PROBLEM REQUIREMENTS: A line counts if it contains the word "title" at least once. State how many such lines the records contain, giving the number alone.
-- RECORDS FOR THE TASK follows --
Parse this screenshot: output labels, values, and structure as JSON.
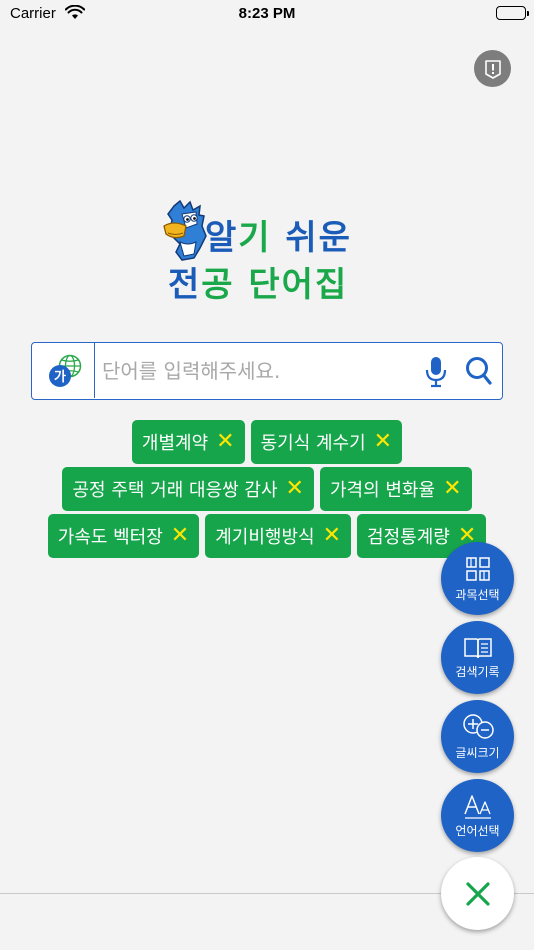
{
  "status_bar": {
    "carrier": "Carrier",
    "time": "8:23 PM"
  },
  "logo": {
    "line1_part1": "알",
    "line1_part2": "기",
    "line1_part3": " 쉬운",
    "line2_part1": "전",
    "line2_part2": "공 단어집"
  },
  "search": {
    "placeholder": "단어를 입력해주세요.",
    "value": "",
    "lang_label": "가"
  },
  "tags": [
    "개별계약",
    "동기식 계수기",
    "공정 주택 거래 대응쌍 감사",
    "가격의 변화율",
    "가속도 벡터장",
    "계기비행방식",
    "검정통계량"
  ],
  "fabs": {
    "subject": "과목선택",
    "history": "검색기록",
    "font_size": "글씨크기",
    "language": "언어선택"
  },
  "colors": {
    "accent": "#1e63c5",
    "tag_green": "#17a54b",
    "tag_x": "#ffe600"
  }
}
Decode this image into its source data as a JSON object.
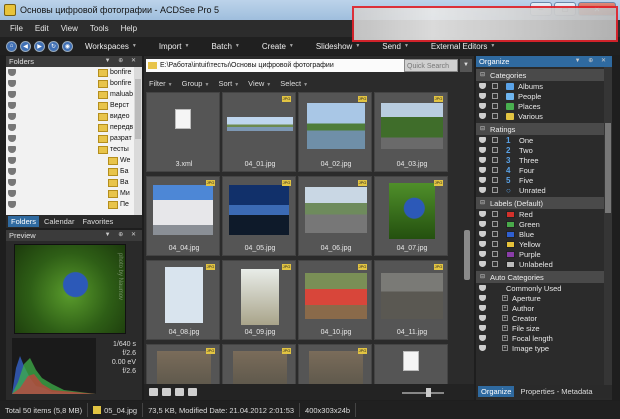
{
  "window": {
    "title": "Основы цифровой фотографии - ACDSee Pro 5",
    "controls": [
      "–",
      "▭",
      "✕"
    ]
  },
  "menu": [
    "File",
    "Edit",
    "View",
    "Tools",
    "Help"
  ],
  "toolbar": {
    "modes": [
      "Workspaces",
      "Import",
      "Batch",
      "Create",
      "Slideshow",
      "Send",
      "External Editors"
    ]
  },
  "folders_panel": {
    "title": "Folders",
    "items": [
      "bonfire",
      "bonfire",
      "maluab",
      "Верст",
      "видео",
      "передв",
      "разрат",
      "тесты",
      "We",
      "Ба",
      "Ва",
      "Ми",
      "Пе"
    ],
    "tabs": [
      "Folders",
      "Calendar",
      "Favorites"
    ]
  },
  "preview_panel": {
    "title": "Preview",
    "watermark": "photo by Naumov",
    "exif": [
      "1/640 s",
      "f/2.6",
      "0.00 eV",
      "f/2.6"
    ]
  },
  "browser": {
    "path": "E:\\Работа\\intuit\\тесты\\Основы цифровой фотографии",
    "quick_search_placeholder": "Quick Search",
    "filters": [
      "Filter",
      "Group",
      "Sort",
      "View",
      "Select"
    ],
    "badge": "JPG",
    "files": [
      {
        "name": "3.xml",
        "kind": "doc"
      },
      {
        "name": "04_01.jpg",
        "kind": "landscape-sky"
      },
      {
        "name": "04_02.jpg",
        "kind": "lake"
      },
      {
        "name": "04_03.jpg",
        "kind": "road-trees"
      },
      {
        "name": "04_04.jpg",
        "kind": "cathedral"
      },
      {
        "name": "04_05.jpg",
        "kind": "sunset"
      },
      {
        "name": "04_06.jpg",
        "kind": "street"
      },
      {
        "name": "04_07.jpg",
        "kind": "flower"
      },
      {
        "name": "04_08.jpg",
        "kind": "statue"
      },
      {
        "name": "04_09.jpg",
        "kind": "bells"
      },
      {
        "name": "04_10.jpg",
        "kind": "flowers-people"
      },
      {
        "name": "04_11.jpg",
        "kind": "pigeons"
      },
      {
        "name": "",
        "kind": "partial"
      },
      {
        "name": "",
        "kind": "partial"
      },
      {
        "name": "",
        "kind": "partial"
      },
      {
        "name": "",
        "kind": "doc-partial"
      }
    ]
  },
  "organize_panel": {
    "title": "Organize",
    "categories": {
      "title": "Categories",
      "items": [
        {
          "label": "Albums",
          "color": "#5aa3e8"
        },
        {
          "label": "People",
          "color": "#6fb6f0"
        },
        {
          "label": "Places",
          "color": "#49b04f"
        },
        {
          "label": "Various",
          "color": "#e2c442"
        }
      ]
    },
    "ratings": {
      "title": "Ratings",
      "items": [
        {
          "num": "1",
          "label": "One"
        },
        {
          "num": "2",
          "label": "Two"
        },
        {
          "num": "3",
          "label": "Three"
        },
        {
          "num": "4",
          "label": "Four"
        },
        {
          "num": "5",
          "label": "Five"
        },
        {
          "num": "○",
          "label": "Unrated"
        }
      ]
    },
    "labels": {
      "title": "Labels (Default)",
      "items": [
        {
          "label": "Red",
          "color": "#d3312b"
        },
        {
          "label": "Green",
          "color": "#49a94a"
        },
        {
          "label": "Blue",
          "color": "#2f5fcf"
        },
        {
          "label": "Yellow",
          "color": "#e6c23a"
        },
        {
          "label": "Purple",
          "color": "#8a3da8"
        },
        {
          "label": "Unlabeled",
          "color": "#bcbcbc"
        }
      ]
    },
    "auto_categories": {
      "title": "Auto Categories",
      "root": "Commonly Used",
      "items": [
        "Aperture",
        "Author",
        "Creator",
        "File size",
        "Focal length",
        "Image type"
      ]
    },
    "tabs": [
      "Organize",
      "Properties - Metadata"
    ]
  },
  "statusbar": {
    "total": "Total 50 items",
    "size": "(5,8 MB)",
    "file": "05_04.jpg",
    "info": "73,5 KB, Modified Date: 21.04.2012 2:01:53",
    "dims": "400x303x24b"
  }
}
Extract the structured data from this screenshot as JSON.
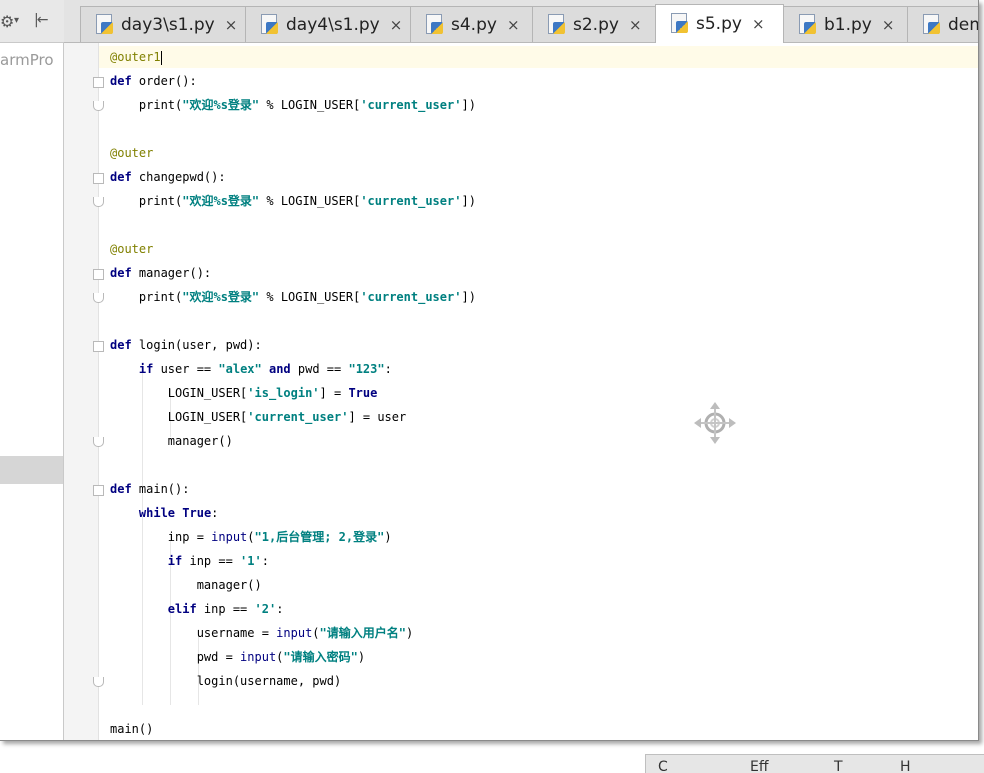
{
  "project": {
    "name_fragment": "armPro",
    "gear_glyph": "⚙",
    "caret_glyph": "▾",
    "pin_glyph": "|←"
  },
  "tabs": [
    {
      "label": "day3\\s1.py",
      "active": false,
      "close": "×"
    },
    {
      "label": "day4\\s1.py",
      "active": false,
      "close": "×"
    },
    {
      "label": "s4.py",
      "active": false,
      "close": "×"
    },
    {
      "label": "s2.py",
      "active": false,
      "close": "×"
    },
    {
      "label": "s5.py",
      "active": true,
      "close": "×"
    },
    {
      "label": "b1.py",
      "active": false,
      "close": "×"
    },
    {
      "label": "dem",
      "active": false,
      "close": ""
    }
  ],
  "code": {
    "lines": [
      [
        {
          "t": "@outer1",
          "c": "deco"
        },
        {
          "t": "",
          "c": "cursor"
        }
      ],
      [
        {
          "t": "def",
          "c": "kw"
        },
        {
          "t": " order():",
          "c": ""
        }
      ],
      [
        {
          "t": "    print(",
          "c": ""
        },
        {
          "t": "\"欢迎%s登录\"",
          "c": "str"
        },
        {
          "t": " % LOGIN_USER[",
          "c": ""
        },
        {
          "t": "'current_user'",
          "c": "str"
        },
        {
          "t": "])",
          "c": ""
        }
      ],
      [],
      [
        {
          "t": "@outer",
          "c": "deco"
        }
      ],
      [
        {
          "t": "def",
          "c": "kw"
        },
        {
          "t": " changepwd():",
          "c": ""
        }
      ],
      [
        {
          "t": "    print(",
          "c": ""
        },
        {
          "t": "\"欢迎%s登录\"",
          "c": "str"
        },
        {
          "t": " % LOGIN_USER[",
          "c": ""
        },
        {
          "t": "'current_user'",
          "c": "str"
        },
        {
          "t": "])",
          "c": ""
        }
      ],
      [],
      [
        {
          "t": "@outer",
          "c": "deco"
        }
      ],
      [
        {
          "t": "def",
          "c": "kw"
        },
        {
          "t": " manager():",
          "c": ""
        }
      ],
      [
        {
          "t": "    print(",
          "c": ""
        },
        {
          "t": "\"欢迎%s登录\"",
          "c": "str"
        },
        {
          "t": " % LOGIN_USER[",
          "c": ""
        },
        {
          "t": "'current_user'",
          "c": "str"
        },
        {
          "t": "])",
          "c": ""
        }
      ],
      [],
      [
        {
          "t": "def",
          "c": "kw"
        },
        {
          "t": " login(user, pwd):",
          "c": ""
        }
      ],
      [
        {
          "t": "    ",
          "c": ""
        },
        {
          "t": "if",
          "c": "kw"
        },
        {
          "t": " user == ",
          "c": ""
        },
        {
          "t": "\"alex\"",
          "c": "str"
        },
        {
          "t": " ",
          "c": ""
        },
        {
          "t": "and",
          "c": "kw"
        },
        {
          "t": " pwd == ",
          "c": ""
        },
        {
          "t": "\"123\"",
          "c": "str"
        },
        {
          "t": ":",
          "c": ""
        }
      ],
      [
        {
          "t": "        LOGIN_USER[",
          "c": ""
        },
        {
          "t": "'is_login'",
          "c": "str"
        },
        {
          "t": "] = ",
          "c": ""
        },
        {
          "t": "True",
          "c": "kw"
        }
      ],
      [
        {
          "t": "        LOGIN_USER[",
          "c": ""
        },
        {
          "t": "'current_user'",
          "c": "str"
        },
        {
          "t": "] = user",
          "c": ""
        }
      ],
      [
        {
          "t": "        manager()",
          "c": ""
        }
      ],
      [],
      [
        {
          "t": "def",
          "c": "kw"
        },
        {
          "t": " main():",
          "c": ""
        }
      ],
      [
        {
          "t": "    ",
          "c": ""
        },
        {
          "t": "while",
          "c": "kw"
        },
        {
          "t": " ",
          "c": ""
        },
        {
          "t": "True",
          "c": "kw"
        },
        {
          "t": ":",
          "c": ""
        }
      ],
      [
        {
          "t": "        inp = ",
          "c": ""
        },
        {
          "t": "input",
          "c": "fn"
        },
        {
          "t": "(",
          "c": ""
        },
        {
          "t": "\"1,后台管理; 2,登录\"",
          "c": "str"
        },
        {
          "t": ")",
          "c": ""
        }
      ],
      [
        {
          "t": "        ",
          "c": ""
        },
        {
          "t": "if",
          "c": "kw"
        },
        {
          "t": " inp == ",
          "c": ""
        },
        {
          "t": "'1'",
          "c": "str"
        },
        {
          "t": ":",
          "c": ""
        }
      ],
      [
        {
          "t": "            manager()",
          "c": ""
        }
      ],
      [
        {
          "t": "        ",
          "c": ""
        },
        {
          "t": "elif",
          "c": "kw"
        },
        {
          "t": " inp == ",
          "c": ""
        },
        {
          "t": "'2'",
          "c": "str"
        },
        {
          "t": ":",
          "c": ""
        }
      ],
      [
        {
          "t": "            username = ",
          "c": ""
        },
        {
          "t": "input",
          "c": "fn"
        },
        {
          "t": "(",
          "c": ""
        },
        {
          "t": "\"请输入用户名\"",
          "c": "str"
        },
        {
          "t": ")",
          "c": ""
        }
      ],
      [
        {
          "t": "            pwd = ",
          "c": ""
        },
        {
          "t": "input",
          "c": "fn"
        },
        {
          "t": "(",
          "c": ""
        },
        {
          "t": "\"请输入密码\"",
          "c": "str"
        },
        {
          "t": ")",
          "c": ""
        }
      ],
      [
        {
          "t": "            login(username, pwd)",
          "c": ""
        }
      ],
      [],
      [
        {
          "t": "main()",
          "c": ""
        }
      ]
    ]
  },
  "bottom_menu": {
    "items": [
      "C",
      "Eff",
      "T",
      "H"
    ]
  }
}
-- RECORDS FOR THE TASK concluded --
ANSWER TO THIS EXERCISE: 8